Yesterday, website The Smoking Gun posted a suit filed by Ms. Pauley against the New York Times Co. alleging that she was duped into participating in a special advertising supplement by an employee of an outside company -- a person who, the complaint claims, pretended to be a reporter for the Times.
The disputed ad supplement appeared in October 2005 with a big photo of Ms. Pauley and the disclaimer that it "did not involve the reporting or editing staff of The New York Times." Now her suit alleges fraud, false advertising and trademark infringement.
Of course, advertorials are about as rare as Paris Hilton sightings. Last March the Times ran an eight-page ad supplement -- clearly and properly marked as such -- promoting Sudan and arguing that everyone is too focused on Darfur.
But normally the clients themselves provide the sound bites.

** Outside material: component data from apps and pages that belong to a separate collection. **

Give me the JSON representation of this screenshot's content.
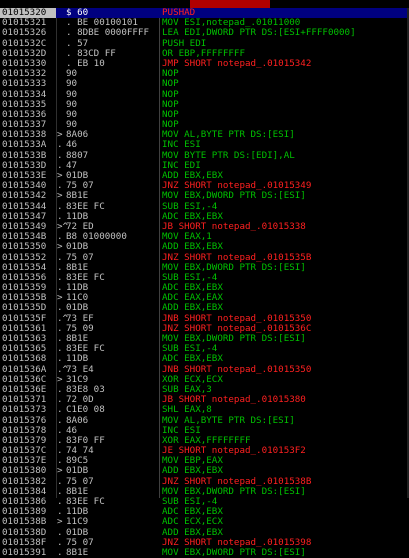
{
  "window": {
    "title_fragment": ""
  },
  "rows": [
    {
      "addr": "01015320",
      "mark": "",
      "hex": "$ 60",
      "asm": "PUSHAD",
      "cls": "",
      "sel": true
    },
    {
      "addr": "01015321",
      "mark": "",
      "hex": ". BE 00100101",
      "asm": "MOV ESI,notepad_.01011000",
      "cls": ""
    },
    {
      "addr": "01015326",
      "mark": "",
      "hex": ". 8DBE 0000FFFF",
      "asm": "LEA EDI,DWORD PTR DS:[ESI+FFFF0000]",
      "cls": ""
    },
    {
      "addr": "0101532C",
      "mark": "",
      "hex": ". 57",
      "asm": "PUSH EDI",
      "cls": ""
    },
    {
      "addr": "0101532D",
      "mark": "",
      "hex": ". 83CD FF",
      "asm": "OR EBP,FFFFFFFF",
      "cls": ""
    },
    {
      "addr": "01015330",
      "mark": "",
      "hex": ". EB 10",
      "asm": "JMP SHORT notepad_.01015342",
      "cls": "jmp"
    },
    {
      "addr": "01015332",
      "mark": "",
      "hex": "90",
      "asm": "NOP",
      "cls": ""
    },
    {
      "addr": "01015333",
      "mark": "",
      "hex": "90",
      "asm": "NOP",
      "cls": ""
    },
    {
      "addr": "01015334",
      "mark": "",
      "hex": "90",
      "asm": "NOP",
      "cls": ""
    },
    {
      "addr": "01015335",
      "mark": "",
      "hex": "90",
      "asm": "NOP",
      "cls": ""
    },
    {
      "addr": "01015336",
      "mark": "",
      "hex": "90",
      "asm": "NOP",
      "cls": ""
    },
    {
      "addr": "01015337",
      "mark": "",
      "hex": "90",
      "asm": "NOP",
      "cls": ""
    },
    {
      "addr": "01015338",
      "mark": ">",
      "hex": "8A06",
      "asm": "MOV AL,BYTE PTR DS:[ESI]",
      "cls": ""
    },
    {
      "addr": "0101533A",
      "mark": ".",
      "hex": "46",
      "asm": "INC ESI",
      "cls": ""
    },
    {
      "addr": "0101533B",
      "mark": ".",
      "hex": "8807",
      "asm": "MOV BYTE PTR DS:[EDI],AL",
      "cls": ""
    },
    {
      "addr": "0101533D",
      "mark": ".",
      "hex": "47",
      "asm": "INC EDI",
      "cls": ""
    },
    {
      "addr": "0101533E",
      "mark": ">",
      "hex": "01DB",
      "asm": "ADD EBX,EBX",
      "cls": ""
    },
    {
      "addr": "01015340",
      "mark": ".",
      "hex": "75 07",
      "asm": "JNZ SHORT notepad_.01015349",
      "cls": "jmp"
    },
    {
      "addr": "01015342",
      "mark": ">",
      "hex": "8B1E",
      "asm": "MOV EBX,DWORD PTR DS:[ESI]",
      "cls": ""
    },
    {
      "addr": "01015344",
      "mark": ".",
      "hex": "83EE FC",
      "asm": "SUB ESI,-4",
      "cls": ""
    },
    {
      "addr": "01015347",
      "mark": ".",
      "hex": "11DB",
      "asm": "ADC EBX,EBX",
      "cls": ""
    },
    {
      "addr": "01015349",
      "mark": ">^",
      "hex": "72 ED",
      "asm": "JB SHORT notepad_.01015338",
      "cls": "jmp"
    },
    {
      "addr": "0101534B",
      "mark": ".",
      "hex": "B8 01000000",
      "asm": "MOV EAX,1",
      "cls": ""
    },
    {
      "addr": "01015350",
      "mark": ">",
      "hex": "01DB",
      "asm": "ADD EBX,EBX",
      "cls": ""
    },
    {
      "addr": "01015352",
      "mark": ".",
      "hex": "75 07",
      "asm": "JNZ SHORT notepad_.0101535B",
      "cls": "jmp"
    },
    {
      "addr": "01015354",
      "mark": ".",
      "hex": "8B1E",
      "asm": "MOV EBX,DWORD PTR DS:[ESI]",
      "cls": ""
    },
    {
      "addr": "01015356",
      "mark": ".",
      "hex": "83EE FC",
      "asm": "SUB ESI,-4",
      "cls": ""
    },
    {
      "addr": "01015359",
      "mark": ".",
      "hex": "11DB",
      "asm": "ADC EBX,EBX",
      "cls": ""
    },
    {
      "addr": "0101535B",
      "mark": ">",
      "hex": "11C0",
      "asm": "ADC EAX,EAX",
      "cls": ""
    },
    {
      "addr": "0101535D",
      "mark": ".",
      "hex": "01DB",
      "asm": "ADD EBX,EBX",
      "cls": ""
    },
    {
      "addr": "0101535F",
      "mark": ".^",
      "hex": "73 EF",
      "asm": "JNB SHORT notepad_.01015350",
      "cls": "jmp"
    },
    {
      "addr": "01015361",
      "mark": ".",
      "hex": "75 09",
      "asm": "JNZ SHORT notepad_.0101536C",
      "cls": "jmp"
    },
    {
      "addr": "01015363",
      "mark": ".",
      "hex": "8B1E",
      "asm": "MOV EBX,DWORD PTR DS:[ESI]",
      "cls": ""
    },
    {
      "addr": "01015365",
      "mark": ".",
      "hex": "83EE FC",
      "asm": "SUB ESI,-4",
      "cls": ""
    },
    {
      "addr": "01015368",
      "mark": ".",
      "hex": "11DB",
      "asm": "ADC EBX,EBX",
      "cls": ""
    },
    {
      "addr": "0101536A",
      "mark": ".^",
      "hex": "73 E4",
      "asm": "JNB SHORT notepad_.01015350",
      "cls": "jmp"
    },
    {
      "addr": "0101536C",
      "mark": ">",
      "hex": "31C9",
      "asm": "XOR ECX,ECX",
      "cls": ""
    },
    {
      "addr": "0101536E",
      "mark": ".",
      "hex": "83E8 03",
      "asm": "SUB EAX,3",
      "cls": ""
    },
    {
      "addr": "01015371",
      "mark": ".",
      "hex": "72 0D",
      "asm": "JB SHORT notepad_.01015380",
      "cls": "jmp"
    },
    {
      "addr": "01015373",
      "mark": ".",
      "hex": "C1E0 08",
      "asm": "SHL EAX,8",
      "cls": ""
    },
    {
      "addr": "01015376",
      "mark": ".",
      "hex": "8A06",
      "asm": "MOV AL,BYTE PTR DS:[ESI]",
      "cls": ""
    },
    {
      "addr": "01015378",
      "mark": ".",
      "hex": "46",
      "asm": "INC ESI",
      "cls": ""
    },
    {
      "addr": "01015379",
      "mark": ".",
      "hex": "83F0 FF",
      "asm": "XOR EAX,FFFFFFFF",
      "cls": ""
    },
    {
      "addr": "0101537C",
      "mark": ".",
      "hex": "74 74",
      "asm": "JE SHORT notepad_.010153F2",
      "cls": "jmp"
    },
    {
      "addr": "0101537E",
      "mark": ".",
      "hex": "89C5",
      "asm": "MOV EBP,EAX",
      "cls": ""
    },
    {
      "addr": "01015380",
      "mark": ">",
      "hex": "01DB",
      "asm": "ADD EBX,EBX",
      "cls": ""
    },
    {
      "addr": "01015382",
      "mark": ".",
      "hex": "75 07",
      "asm": "JNZ SHORT notepad_.0101538B",
      "cls": "jmp"
    },
    {
      "addr": "01015384",
      "mark": ".",
      "hex": "8B1E",
      "asm": "MOV EBX,DWORD PTR DS:[ESI]",
      "cls": ""
    },
    {
      "addr": "01015386",
      "mark": ".",
      "hex": "83EE FC",
      "asm": "SUB ESI,-4",
      "cls": ""
    },
    {
      "addr": "01015389",
      "mark": ".",
      "hex": "11DB",
      "asm": "ADC EBX,EBX",
      "cls": ""
    },
    {
      "addr": "0101538B",
      "mark": ">",
      "hex": "11C9",
      "asm": "ADC ECX,ECX",
      "cls": ""
    },
    {
      "addr": "0101538D",
      "mark": ".",
      "hex": "01DB",
      "asm": "ADD EBX,EBX",
      "cls": ""
    },
    {
      "addr": "0101538F",
      "mark": ".",
      "hex": "75 07",
      "asm": "JNZ SHORT notepad_.01015398",
      "cls": "jmp"
    },
    {
      "addr": "01015391",
      "mark": ".",
      "hex": "8B1E",
      "asm": "MOV EBX,DWORD PTR DS:[ESI]",
      "cls": ""
    }
  ]
}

The Times said in a brief statement that it believes the case has no merit. "Ms. Pauley's assistant was told that the article for which Ms. Pauley was to be interviewed would appear in a special advertising supplement, and Ms. Pauley agreed to participate," it said. (It is soooo hard to find good help these days.)
Neither Ms. Pauley nor her assistant could be reached this morning. Ms. Pauley's attorneys could not be reached either -- an assistant at Lackenbach Siegel said they were in court until the afternoon.